There’s the right thing to do, and then there’s the really right thing to do. Usually, God has to show us the latter.

The Bible calls us to remember the different roles faithful human beings played in the arrival and upbringing of Jesus Christ on earth. The stories of Joseph and Mary have a particular twist to them that we should keep in mind whenever we’re trying to discern God’s will.

Joseph was a righteous or “just” man. We know this because the fact is stated flatly in his story as found in Matthew 1:18-25. By “just,” the author of Matthew is saying that Joseph is more than a simple keeper of the law; he has what we might call a good heart.

Most Christians know the basics of the story. Mary, who was engaged to Joseph, found herself to be pregnant by the Holy Spirit, carrying the promised Messiah in her womb. This meant very real trouble for Mary. In her day, an engagement carried with it all the legal and moral requirements of a full marriage, even though the couple had not yet consummated the relationship.

Upon discovering Mary was pregnant by another, Joseph under the law had every right to have her publicly shamed and even stoned to death. Instead, he resolved to let her escape what he believed to be her sin, “planning to dismiss her quietly.”

It was very much the right thing to do, a gracious, loving and noble act, abundant in mercy toward someone he believed had wronged him terribly. Joseph was truly a good-hearted man.

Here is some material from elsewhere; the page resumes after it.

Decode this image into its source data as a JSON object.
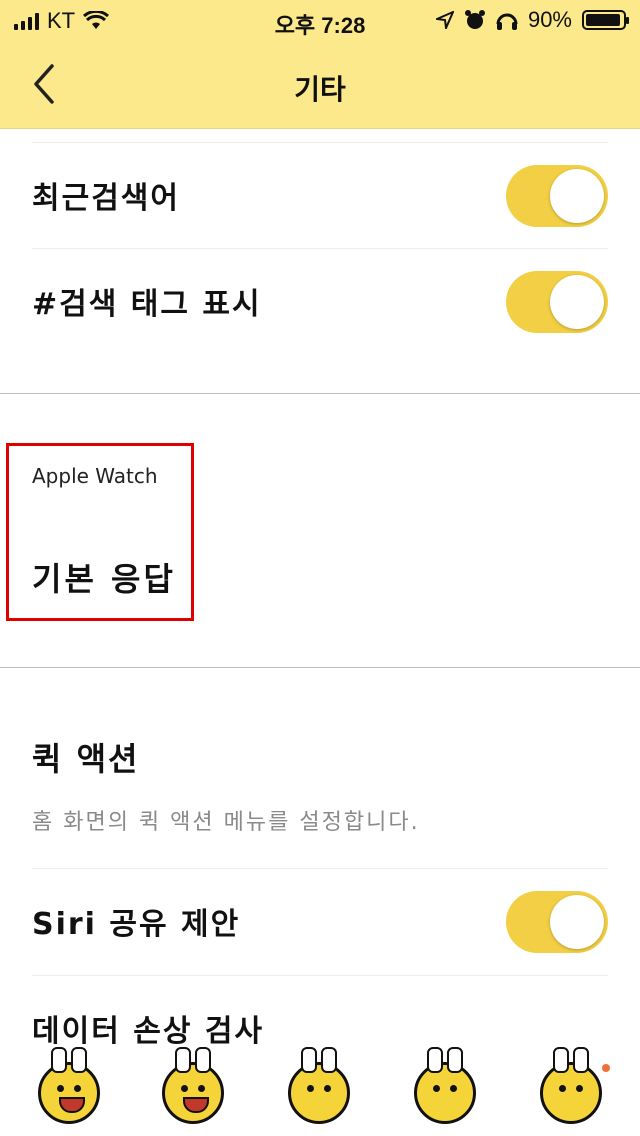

Our righteousness can never match God’s holiness, however, and sometimes we are called to go beyond even high standards of goodness to follow God’s will. When an angel later came to Joseph in a dream, he learned the truly spectacular facts surrounding the child in Mary’s womb.

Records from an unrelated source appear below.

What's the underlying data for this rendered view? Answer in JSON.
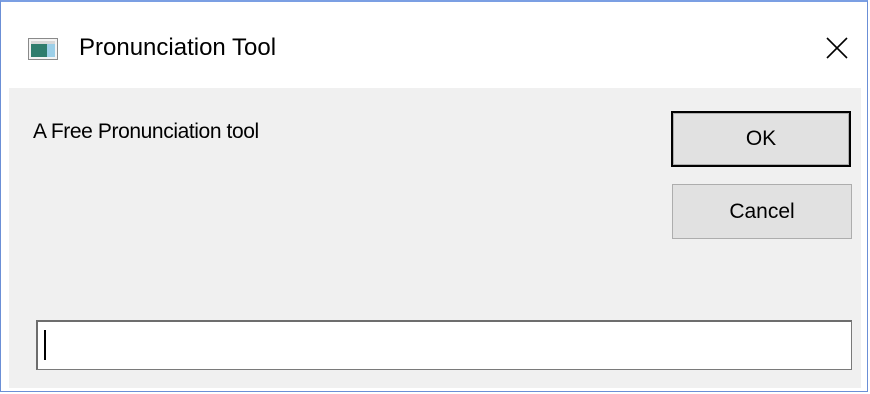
{
  "window": {
    "title": "Pronunciation Tool",
    "close_glyph": "✕",
    "app_icon": "app-window-icon",
    "close_icon": "close-icon"
  },
  "dialog": {
    "prompt": "A Free Pronunciation tool",
    "ok_label": "OK",
    "cancel_label": "Cancel",
    "input_value": ""
  },
  "colors": {
    "client_background": "#f0f0f0",
    "title_background": "#ffffff",
    "button_face": "#e1e1e1",
    "window_border": "#6b8fd6"
  }
}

To follow God’s will, Joseph had to do several difficult things. He had to trust that his relationship with God was strong enough to let him hear God correctly. He had to risk his honor, exposing himself to the whispers that may have happened in his village: “Joseph cannot control himself,” or another possible rumor, “Joseph is foolish enough to raise another man’s child.”

And most of all, he had to take on a challenge few people would feel equipped to handle, the protection and rearing of the Savior.

Joseph proved to be the kind of man God sought. Apparently without hesitation, he took on this task as soon as he awoke.

In Luke, which focuses more on Mary’s story, we see a similar ability to go beyond the human definition of what is right and dwell in God’s holy plan. When Mary prophetically utters what we now know as the “Magnificat,” we see a mind open to God’s extraordinary plan to turn the world topsy-turvy through Christ.

I believe we still experience Joseph and Mary moments today. There are decisions we face where there are at least two answers, one demonstrably good to the world, the second riskier but even more in tune with something new that God seems to be doing.

Maybe the decision lies in how we deal with our spouses or raise our children. Maybe it has to do with the work of our church. Perhaps it is in the very calling God has placed on our lives.

The key is to stay in tune with God through prayer, study and worship, and then watch for God’s guidance in such moments. We’re left then to ask ourselves, “Can I respond as bravely as Joseph  and Mary?”

It’s not hard to get to “yes” if we keep in mind the lesson of the coming Christmas season. God is with us, and as the angels tell us repeatedly, we have nothing to fear.